Required work: Print out the data below. Do not alter a single line.

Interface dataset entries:
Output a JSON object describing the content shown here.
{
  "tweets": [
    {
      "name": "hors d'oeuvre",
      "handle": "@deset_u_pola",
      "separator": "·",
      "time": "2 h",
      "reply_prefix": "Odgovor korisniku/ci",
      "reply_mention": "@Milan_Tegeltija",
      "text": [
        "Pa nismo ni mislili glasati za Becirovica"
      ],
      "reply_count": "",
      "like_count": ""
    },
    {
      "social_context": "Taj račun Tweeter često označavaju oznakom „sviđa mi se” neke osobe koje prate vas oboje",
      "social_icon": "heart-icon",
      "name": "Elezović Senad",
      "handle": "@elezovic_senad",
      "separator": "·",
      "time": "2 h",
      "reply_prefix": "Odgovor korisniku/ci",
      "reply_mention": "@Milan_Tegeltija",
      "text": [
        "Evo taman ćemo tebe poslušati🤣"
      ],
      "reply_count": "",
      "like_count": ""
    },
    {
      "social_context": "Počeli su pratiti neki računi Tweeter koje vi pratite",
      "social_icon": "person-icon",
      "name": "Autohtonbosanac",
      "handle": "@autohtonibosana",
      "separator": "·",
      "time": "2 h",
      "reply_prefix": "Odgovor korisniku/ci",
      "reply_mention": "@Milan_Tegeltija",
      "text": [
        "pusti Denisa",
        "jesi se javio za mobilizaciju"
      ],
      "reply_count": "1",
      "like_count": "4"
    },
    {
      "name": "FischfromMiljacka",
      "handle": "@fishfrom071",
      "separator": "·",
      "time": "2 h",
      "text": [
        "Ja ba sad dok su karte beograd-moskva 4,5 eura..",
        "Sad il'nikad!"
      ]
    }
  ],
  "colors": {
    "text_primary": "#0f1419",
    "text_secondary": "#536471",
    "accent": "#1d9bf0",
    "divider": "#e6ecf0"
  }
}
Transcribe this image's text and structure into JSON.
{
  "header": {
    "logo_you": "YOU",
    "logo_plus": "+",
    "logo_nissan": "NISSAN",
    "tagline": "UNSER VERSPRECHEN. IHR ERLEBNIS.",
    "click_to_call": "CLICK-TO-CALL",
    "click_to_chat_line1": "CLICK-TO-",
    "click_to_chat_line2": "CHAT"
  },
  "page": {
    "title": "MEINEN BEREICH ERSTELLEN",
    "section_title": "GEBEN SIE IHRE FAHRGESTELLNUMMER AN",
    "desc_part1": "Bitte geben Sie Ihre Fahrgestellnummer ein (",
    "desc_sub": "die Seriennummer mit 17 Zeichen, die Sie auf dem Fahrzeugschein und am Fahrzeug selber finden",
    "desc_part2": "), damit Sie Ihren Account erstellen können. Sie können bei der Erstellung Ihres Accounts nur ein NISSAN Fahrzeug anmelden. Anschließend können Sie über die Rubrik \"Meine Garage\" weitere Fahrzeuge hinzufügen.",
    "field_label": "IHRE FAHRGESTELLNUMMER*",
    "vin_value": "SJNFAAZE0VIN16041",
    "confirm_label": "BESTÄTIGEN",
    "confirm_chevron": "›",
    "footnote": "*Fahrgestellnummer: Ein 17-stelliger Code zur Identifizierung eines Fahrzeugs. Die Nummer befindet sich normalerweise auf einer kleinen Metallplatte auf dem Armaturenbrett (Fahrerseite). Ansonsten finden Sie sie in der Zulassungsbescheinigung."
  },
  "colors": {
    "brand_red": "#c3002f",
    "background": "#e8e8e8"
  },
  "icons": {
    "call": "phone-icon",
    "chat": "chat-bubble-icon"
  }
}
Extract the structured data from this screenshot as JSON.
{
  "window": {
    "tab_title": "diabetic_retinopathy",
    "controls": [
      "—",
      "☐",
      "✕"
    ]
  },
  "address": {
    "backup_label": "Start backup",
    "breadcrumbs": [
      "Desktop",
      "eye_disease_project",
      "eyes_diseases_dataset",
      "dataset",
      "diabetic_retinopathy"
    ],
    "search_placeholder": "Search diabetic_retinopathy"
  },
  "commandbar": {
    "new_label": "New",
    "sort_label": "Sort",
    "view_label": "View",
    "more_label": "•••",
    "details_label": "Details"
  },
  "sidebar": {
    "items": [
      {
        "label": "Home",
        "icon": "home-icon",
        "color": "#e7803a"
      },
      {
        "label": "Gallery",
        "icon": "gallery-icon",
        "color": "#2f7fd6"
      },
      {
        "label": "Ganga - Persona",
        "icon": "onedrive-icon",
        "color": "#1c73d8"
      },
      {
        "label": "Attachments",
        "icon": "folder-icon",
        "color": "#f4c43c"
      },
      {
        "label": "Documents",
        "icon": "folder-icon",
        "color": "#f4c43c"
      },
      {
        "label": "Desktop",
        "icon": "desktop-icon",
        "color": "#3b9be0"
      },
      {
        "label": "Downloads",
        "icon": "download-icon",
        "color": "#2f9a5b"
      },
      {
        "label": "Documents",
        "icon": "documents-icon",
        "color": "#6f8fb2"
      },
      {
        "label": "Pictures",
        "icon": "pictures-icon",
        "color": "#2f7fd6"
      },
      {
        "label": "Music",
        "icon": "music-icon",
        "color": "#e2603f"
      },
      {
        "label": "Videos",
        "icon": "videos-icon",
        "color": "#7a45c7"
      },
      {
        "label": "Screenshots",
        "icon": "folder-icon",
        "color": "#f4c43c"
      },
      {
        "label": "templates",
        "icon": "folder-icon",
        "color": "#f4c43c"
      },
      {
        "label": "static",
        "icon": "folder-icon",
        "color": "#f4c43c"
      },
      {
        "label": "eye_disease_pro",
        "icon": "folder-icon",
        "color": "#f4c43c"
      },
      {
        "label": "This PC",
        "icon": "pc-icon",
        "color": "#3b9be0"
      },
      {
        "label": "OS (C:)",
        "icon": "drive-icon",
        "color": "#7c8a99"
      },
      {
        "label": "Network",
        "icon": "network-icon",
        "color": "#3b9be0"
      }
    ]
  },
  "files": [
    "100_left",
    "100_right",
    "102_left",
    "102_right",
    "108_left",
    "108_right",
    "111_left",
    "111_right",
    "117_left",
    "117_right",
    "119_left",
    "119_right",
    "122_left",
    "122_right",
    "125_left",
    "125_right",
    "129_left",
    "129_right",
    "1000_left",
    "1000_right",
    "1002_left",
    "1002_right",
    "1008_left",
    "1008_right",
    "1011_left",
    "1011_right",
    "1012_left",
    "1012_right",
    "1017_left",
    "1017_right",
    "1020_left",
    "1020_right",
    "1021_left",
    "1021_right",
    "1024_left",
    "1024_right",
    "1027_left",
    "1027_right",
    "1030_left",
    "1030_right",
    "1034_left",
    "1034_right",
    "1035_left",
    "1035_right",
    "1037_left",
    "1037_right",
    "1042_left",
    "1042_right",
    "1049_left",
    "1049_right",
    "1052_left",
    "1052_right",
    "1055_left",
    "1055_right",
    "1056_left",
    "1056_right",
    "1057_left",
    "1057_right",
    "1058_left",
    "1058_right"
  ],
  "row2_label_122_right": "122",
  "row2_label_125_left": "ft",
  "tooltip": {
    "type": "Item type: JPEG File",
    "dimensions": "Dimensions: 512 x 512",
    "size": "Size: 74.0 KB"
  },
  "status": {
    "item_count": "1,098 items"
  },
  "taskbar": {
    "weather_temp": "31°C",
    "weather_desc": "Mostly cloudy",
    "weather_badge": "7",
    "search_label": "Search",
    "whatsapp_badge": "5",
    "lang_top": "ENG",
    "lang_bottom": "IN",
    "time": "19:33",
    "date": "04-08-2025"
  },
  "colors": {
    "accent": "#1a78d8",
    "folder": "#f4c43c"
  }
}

Answer below:
Output a JSON object describing the content shown here.
{
  "tweets": [
    {
      "name": "hors d'oeuvre",
      "handle": "@deset_u_pola",
      "separator": "·",
      "time": "2 h",
      "reply_prefix": "Odgovor korisniku/ci",
      "reply_mention": "@Milan_Tegeltija",
      "text": [
        "Pa nismo ni mislili glasati za Becirovica"
      ],
      "reply_count": "",
      "like_count": ""
    },
    {
      "social_context": "Taj račun Tweeter često označavaju oznakom „sviđa mi se” neke osobe koje prate vas oboje",
      "social_icon": "heart-icon",
      "name": "Elezović Senad",
      "handle": "@elezovic_senad",
      "separator": "·",
      "time": "2 h",
      "reply_prefix": "Odgovor korisniku/ci",
      "reply_mention": "@Milan_Tegeltija",
      "text": [
        "Evo taman ćemo tebe poslušati🤣"
      ],
      "reply_count": "",
      "like_count": ""
    },
    {
      "social_context": "Počeli su pratiti neki računi Tweeter koje vi pratite",
      "social_icon": "person-icon",
      "name": "Autohtonbosanac",
      "handle": "@autohtonibosana",
      "separator": "·",
      "time": "2 h",
      "reply_prefix": "Odgovor korisniku/ci",
      "reply_mention": "@Milan_Tegeltija",
      "text": [
        "pusti Denisa",
        "jesi se javio za mobilizaciju"
      ],
      "reply_count": "1",
      "like_count": "4"
    },
    {
      "name": "FischfromMiljacka",
      "handle": "@fishfrom071",
      "separator": "·",
      "time": "2 h",
      "text": [
        "Ja ba sad dok su karte beograd-moskva 4,5 eura..",
        "Sad il'nikad!"
      ]
    }
  ],
  "colors": {
    "text_primary": "#0f1419",
    "text_secondary": "#536471",
    "accent": "#1d9bf0",
    "divider": "#e6ecf0"
  }
}
Transcribe this image's text and structure into JSON.
{
  "header": {
    "logo_you": "YOU",
    "logo_plus": "+",
    "logo_nissan": "NISSAN",
    "tagline": "UNSER VERSPRECHEN. IHR ERLEBNIS.",
    "click_to_call": "CLICK-TO-CALL",
    "click_to_chat_line1": "CLICK-TO-",
    "click_to_chat_line2": "CHAT"
  },
  "page": {
    "title": "MEINEN BEREICH ERSTELLEN",
    "section_title": "GEBEN SIE IHRE FAHRGESTELLNUMMER AN",
    "desc_part1": "Bitte geben Sie Ihre Fahrgestellnummer ein (",
    "desc_sub": "die Seriennummer mit 17 Zeichen, die Sie auf dem Fahrzeugschein und am Fahrzeug selber finden",
    "desc_part2": "), damit Sie Ihren Account erstellen können. Sie können bei der Erstellung Ihres Accounts nur ein NISSAN Fahrzeug anmelden. Anschließend können Sie über die Rubrik \"Meine Garage\" weitere Fahrzeuge hinzufügen.",
    "field_label": "IHRE FAHRGESTELLNUMMER*",
    "vin_value": "SJNFAAZE0VIN16041",
    "confirm_label": "BESTÄTIGEN",
    "confirm_chevron": "›",
    "footnote": "*Fahrgestellnummer: Ein 17-stelliger Code zur Identifizierung eines Fahrzeugs. Die Nummer befindet sich normalerweise auf einer kleinen Metallplatte auf dem Armaturenbrett (Fahrerseite). Ansonsten finden Sie sie in der Zulassungsbescheinigung."
  },
  "colors": {
    "brand_red": "#c3002f",
    "background": "#e8e8e8"
  },
  "icons": {
    "call": "phone-icon",
    "chat": "chat-bubble-icon"
  }
}
Extract the structured data from this screenshot as JSON.
{
  "window": {
    "tab_title": "diabetic_retinopathy",
    "controls": [
      "—",
      "☐",
      "✕"
    ]
  },
  "address": {
    "backup_label": "Start backup",
    "breadcrumbs": [
      "Desktop",
      "eye_disease_project",
      "eyes_diseases_dataset",
      "dataset",
      "diabetic_retinopathy"
    ],
    "search_placeholder": "Search diabetic_retinopathy"
  },
  "commandbar": {
    "new_label": "New",
    "sort_label": "Sort",
    "view_label": "View",
    "more_label": "•••",
    "details_label": "Details"
  },
  "sidebar": {
    "items": [
      {
        "label": "Home",
        "icon": "home-icon",
        "color": "#e7803a"
      },
      {
        "label": "Gallery",
        "icon": "gallery-icon",
        "color": "#2f7fd6"
      },
      {
        "label": "Ganga - Persona",
        "icon": "onedrive-icon",
        "color": "#1c73d8"
      },
      {
        "label": "Attachments",
        "icon": "folder-icon",
        "color": "#f4c43c"
      },
      {
        "label": "Documents",
        "icon": "folder-icon",
        "color": "#f4c43c"
      },
      {
        "label": "Desktop",
        "icon": "desktop-icon",
        "color": "#3b9be0"
      },
      {
        "label": "Downloads",
        "icon": "download-icon",
        "color": "#2f9a5b"
      },
      {
        "label": "Documents",
        "icon": "documents-icon",
        "color": "#6f8fb2"
      },
      {
        "label": "Pictures",
        "icon": "pictures-icon",
        "color": "#2f7fd6"
      },
      {
        "label": "Music",
        "icon": "music-icon",
        "color": "#e2603f"
      },
      {
        "label": "Videos",
        "icon": "videos-icon",
        "color": "#7a45c7"
      },
      {
        "label": "Screenshots",
        "icon": "folder-icon",
        "color": "#f4c43c"
      },
      {
        "label": "templates",
        "icon": "folder-icon",
        "color": "#f4c43c"
      },
      {
        "label": "static",
        "icon": "folder-icon",
        "color": "#f4c43c"
      },
      {
        "label": "eye_disease_pro",
        "icon": "folder-icon",
        "color": "#f4c43c"
      },
      {
        "label": "This PC",
        "icon": "pc-icon",
        "color": "#3b9be0"
      },
      {
        "label": "OS (C:)",
        "icon": "drive-icon",
        "color": "#7c8a99"
      },
      {
        "label": "Network",
        "icon": "network-icon",
        "color": "#3b9be0"
      }
    ]
  },
  "files": [
    "100_left",
    "100_right",
    "102_left",
    "102_right",
    "108_left",
    "108_right",
    "111_left",
    "111_right",
    "117_left",
    "117_right",
    "119_left",
    "119_right",
    "122_left",
    "122_right",
    "125_left",
    "125_right",
    "129_left",
    "129_right",
    "1000_left",
    "1000_right",
    "1002_left",
    "1002_right",
    "1008_left",
    "1008_right",
    "1011_left",
    "1011_right",
    "1012_left",
    "1012_right",
    "1017_left",
    "1017_right",
    "1020_left",
    "1020_right",
    "1021_left",
    "1021_right",
    "1024_left",
    "1024_right",
    "1027_left",
    "1027_right",
    "1030_left",
    "1030_right",
    "1034_left",
    "1034_right",
    "1035_left",
    "1035_right",
    "1037_left",
    "1037_right",
    "1042_left",
    "1042_right",
    "1049_left",
    "1049_right",
    "1052_left",
    "1052_right",
    "1055_left",
    "1055_right",
    "1056_left",
    "1056_right",
    "1057_left",
    "1057_right",
    "1058_left",
    "1058_right"
  ],
  "row2_label_122_right": "122",
  "row2_label_125_left": "ft",
  "tooltip": {
    "type": "Item type: JPEG File",
    "dimensions": "Dimensions: 512 x 512",
    "size": "Size: 74.0 KB"
  },
  "status": {
    "item_count": "1,098 items"
  },
  "taskbar": {
    "weather_temp": "31°C",
    "weather_desc": "Mostly cloudy",
    "weather_badge": "7",
    "search_label": "Search",
    "whatsapp_badge": "5",
    "lang_top": "ENG",
    "lang_bottom": "IN",
    "time": "19:33",
    "date": "04-08-2025"
  },
  "colors": {
    "accent": "#1a78d8",
    "folder": "#f4c43c"
  }
}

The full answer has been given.